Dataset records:
++++++++++++++++++++
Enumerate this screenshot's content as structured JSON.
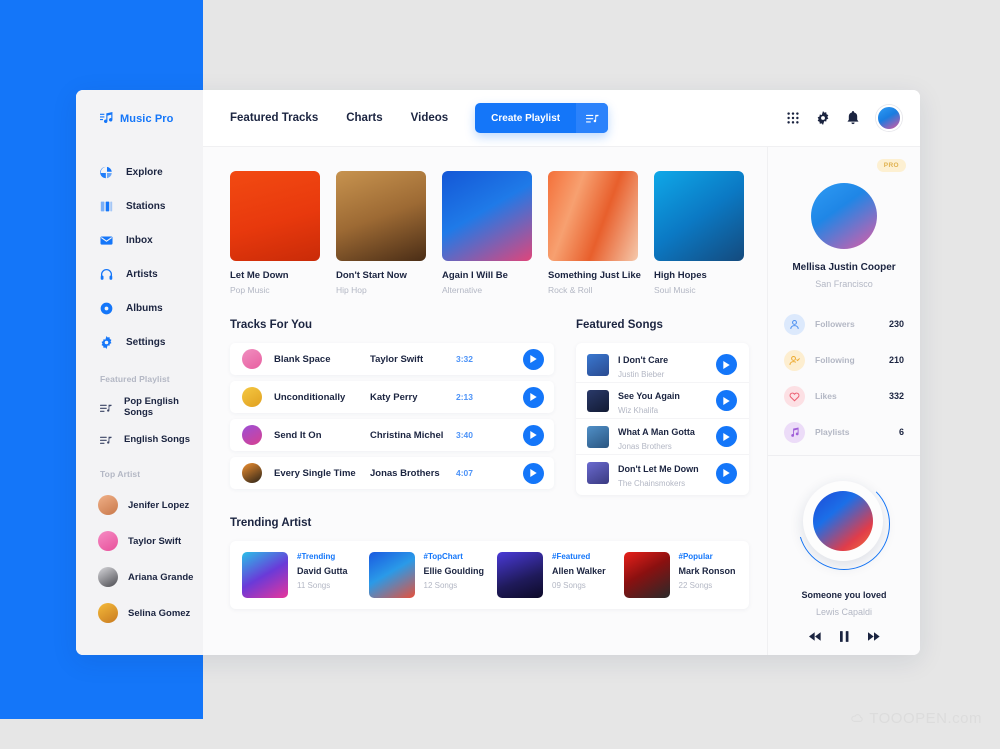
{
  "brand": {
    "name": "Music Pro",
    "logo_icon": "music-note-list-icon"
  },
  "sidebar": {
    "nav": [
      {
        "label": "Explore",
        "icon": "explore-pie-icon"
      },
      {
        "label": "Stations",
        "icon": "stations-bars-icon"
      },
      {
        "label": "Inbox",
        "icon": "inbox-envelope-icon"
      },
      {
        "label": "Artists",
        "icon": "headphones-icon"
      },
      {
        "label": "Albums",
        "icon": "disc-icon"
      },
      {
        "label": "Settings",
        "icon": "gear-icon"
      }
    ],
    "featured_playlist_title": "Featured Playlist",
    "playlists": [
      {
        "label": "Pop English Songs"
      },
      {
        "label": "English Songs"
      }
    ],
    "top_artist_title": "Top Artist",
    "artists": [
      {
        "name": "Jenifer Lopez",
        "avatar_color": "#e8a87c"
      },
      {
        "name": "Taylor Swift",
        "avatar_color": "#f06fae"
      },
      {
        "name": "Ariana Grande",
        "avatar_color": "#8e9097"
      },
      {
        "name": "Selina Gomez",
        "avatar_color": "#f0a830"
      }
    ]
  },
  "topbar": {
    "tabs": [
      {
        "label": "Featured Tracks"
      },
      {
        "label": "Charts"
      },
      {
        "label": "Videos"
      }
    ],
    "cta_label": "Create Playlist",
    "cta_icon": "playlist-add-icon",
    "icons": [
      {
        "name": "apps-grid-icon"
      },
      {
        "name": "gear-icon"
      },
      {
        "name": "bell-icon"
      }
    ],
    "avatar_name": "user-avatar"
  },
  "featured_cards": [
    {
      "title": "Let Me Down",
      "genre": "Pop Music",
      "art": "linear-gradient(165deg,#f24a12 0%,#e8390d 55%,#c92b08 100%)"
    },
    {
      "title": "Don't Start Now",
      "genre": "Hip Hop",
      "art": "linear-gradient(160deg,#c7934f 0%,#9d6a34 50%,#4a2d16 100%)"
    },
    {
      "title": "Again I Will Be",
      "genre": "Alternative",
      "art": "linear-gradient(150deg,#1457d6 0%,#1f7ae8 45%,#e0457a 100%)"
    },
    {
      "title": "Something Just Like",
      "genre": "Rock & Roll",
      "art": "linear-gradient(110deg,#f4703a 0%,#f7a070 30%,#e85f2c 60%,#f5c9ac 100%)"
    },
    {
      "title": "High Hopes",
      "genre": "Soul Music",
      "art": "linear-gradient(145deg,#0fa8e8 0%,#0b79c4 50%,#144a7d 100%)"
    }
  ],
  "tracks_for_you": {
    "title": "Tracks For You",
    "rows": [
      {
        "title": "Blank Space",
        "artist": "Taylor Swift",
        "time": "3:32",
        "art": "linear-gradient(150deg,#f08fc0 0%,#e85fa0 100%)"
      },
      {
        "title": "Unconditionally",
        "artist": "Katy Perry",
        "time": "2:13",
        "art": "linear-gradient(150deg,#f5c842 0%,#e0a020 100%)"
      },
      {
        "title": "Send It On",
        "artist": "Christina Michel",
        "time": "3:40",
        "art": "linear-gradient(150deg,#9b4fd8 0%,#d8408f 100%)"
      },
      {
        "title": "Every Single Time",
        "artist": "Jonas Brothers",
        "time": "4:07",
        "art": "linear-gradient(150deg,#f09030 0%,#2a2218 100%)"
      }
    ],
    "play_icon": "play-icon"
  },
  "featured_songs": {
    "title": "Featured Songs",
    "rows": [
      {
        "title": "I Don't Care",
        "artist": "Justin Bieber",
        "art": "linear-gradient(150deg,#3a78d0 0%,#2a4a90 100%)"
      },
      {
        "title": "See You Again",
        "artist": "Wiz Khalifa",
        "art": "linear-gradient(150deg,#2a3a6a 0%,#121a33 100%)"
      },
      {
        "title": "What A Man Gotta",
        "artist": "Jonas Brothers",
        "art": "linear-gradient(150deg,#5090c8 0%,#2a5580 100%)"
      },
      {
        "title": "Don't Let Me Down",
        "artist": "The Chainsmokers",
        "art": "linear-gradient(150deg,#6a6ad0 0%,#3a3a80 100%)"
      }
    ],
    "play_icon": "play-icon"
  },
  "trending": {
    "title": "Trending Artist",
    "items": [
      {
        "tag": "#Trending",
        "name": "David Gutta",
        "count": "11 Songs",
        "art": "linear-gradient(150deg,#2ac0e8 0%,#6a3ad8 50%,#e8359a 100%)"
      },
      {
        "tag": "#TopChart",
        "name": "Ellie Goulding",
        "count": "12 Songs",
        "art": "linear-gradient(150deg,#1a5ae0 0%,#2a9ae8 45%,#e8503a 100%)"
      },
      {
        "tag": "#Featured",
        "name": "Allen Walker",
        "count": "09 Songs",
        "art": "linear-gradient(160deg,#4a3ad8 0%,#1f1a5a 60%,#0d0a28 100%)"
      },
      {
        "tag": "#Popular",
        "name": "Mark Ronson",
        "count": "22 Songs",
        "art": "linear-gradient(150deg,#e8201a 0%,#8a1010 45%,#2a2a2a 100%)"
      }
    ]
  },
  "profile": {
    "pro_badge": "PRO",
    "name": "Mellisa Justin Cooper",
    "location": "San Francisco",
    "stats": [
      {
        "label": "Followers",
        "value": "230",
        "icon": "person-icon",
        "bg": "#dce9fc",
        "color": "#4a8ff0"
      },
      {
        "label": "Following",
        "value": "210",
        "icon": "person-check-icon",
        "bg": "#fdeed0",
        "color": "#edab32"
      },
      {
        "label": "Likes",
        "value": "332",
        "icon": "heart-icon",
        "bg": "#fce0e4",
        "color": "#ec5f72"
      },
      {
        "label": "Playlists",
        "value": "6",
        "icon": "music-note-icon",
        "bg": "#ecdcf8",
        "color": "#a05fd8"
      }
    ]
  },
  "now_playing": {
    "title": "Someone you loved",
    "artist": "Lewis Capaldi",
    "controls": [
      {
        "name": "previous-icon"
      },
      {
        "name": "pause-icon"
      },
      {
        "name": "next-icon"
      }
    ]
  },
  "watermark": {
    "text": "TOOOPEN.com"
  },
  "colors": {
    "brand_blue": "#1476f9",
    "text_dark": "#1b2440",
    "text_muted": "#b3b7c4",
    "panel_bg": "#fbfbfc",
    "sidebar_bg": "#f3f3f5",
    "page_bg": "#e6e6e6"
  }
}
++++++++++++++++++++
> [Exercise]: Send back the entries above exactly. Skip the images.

> [Response to the exercise]:
Enumerate this screenshot's content as structured JSON.
{
  "brand": {
    "name": "Music Pro",
    "logo_icon": "music-note-list-icon"
  },
  "sidebar": {
    "nav": [
      {
        "label": "Explore",
        "icon": "explore-pie-icon"
      },
      {
        "label": "Stations",
        "icon": "stations-bars-icon"
      },
      {
        "label": "Inbox",
        "icon": "inbox-envelope-icon"
      },
      {
        "label": "Artists",
        "icon": "headphones-icon"
      },
      {
        "label": "Albums",
        "icon": "disc-icon"
      },
      {
        "label": "Settings",
        "icon": "gear-icon"
      }
    ],
    "featured_playlist_title": "Featured Playlist",
    "playlists": [
      {
        "label": "Pop English Songs"
      },
      {
        "label": "English Songs"
      }
    ],
    "top_artist_title": "Top Artist",
    "artists": [
      {
        "name": "Jenifer Lopez",
        "avatar_color": "#e8a87c"
      },
      {
        "name": "Taylor Swift",
        "avatar_color": "#f06fae"
      },
      {
        "name": "Ariana Grande",
        "avatar_color": "#8e9097"
      },
      {
        "name": "Selina Gomez",
        "avatar_color": "#f0a830"
      }
    ]
  },
  "topbar": {
    "tabs": [
      {
        "label": "Featured Tracks"
      },
      {
        "label": "Charts"
      },
      {
        "label": "Videos"
      }
    ],
    "cta_label": "Create Playlist",
    "cta_icon": "playlist-add-icon",
    "icons": [
      {
        "name": "apps-grid-icon"
      },
      {
        "name": "gear-icon"
      },
      {
        "name": "bell-icon"
      }
    ],
    "avatar_name": "user-avatar"
  },
  "featured_cards": [
    {
      "title": "Let Me Down",
      "genre": "Pop Music",
      "art": "linear-gradient(165deg,#f24a12 0%,#e8390d 55%,#c92b08 100%)"
    },
    {
      "title": "Don't Start Now",
      "genre": "Hip Hop",
      "art": "linear-gradient(160deg,#c7934f 0%,#9d6a34 50%,#4a2d16 100%)"
    },
    {
      "title": "Again I Will Be",
      "genre": "Alternative",
      "art": "linear-gradient(150deg,#1457d6 0%,#1f7ae8 45%,#e0457a 100%)"
    },
    {
      "title": "Something Just Like",
      "genre": "Rock & Roll",
      "art": "linear-gradient(110deg,#f4703a 0%,#f7a070 30%,#e85f2c 60%,#f5c9ac 100%)"
    },
    {
      "title": "High Hopes",
      "genre": "Soul Music",
      "art": "linear-gradient(145deg,#0fa8e8 0%,#0b79c4 50%,#144a7d 100%)"
    }
  ],
  "tracks_for_you": {
    "title": "Tracks For You",
    "rows": [
      {
        "title": "Blank Space",
        "artist": "Taylor Swift",
        "time": "3:32",
        "art": "linear-gradient(150deg,#f08fc0 0%,#e85fa0 100%)"
      },
      {
        "title": "Unconditionally",
        "artist": "Katy Perry",
        "time": "2:13",
        "art": "linear-gradient(150deg,#f5c842 0%,#e0a020 100%)"
      },
      {
        "title": "Send It On",
        "artist": "Christina Michel",
        "time": "3:40",
        "art": "linear-gradient(150deg,#9b4fd8 0%,#d8408f 100%)"
      },
      {
        "title": "Every Single Time",
        "artist": "Jonas Brothers",
        "time": "4:07",
        "art": "linear-gradient(150deg,#f09030 0%,#2a2218 100%)"
      }
    ],
    "play_icon": "play-icon"
  },
  "featured_songs": {
    "title": "Featured Songs",
    "rows": [
      {
        "title": "I Don't Care",
        "artist": "Justin Bieber",
        "art": "linear-gradient(150deg,#3a78d0 0%,#2a4a90 100%)"
      },
      {
        "title": "See You Again",
        "artist": "Wiz Khalifa",
        "art": "linear-gradient(150deg,#2a3a6a 0%,#121a33 100%)"
      },
      {
        "title": "What A Man Gotta",
        "artist": "Jonas Brothers",
        "art": "linear-gradient(150deg,#5090c8 0%,#2a5580 100%)"
      },
      {
        "title": "Don't Let Me Down",
        "artist": "The Chainsmokers",
        "art": "linear-gradient(150deg,#6a6ad0 0%,#3a3a80 100%)"
      }
    ],
    "play_icon": "play-icon"
  },
  "trending": {
    "title": "Trending Artist",
    "items": [
      {
        "tag": "#Trending",
        "name": "David Gutta",
        "count": "11 Songs",
        "art": "linear-gradient(150deg,#2ac0e8 0%,#6a3ad8 50%,#e8359a 100%)"
      },
      {
        "tag": "#TopChart",
        "name": "Ellie Goulding",
        "count": "12 Songs",
        "art": "linear-gradient(150deg,#1a5ae0 0%,#2a9ae8 45%,#e8503a 100%)"
      },
      {
        "tag": "#Featured",
        "name": "Allen Walker",
        "count": "09 Songs",
        "art": "linear-gradient(160deg,#4a3ad8 0%,#1f1a5a 60%,#0d0a28 100%)"
      },
      {
        "tag": "#Popular",
        "name": "Mark Ronson",
        "count": "22 Songs",
        "art": "linear-gradient(150deg,#e8201a 0%,#8a1010 45%,#2a2a2a 100%)"
      }
    ]
  },
  "profile": {
    "pro_badge": "PRO",
    "name": "Mellisa Justin Cooper",
    "location": "San Francisco",
    "stats": [
      {
        "label": "Followers",
        "value": "230",
        "icon": "person-icon",
        "bg": "#dce9fc",
        "color": "#4a8ff0"
      },
      {
        "label": "Following",
        "value": "210",
        "icon": "person-check-icon",
        "bg": "#fdeed0",
        "color": "#edab32"
      },
      {
        "label": "Likes",
        "value": "332",
        "icon": "heart-icon",
        "bg": "#fce0e4",
        "color": "#ec5f72"
      },
      {
        "label": "Playlists",
        "value": "6",
        "icon": "music-note-icon",
        "bg": "#ecdcf8",
        "color": "#a05fd8"
      }
    ]
  },
  "now_playing": {
    "title": "Someone you loved",
    "artist": "Lewis Capaldi",
    "controls": [
      {
        "name": "previous-icon"
      },
      {
        "name": "pause-icon"
      },
      {
        "name": "next-icon"
      }
    ]
  },
  "watermark": {
    "text": "TOOOPEN.com"
  },
  "colors": {
    "brand_blue": "#1476f9",
    "text_dark": "#1b2440",
    "text_muted": "#b3b7c4",
    "panel_bg": "#fbfbfc",
    "sidebar_bg": "#f3f3f5",
    "page_bg": "#e6e6e6"
  }
}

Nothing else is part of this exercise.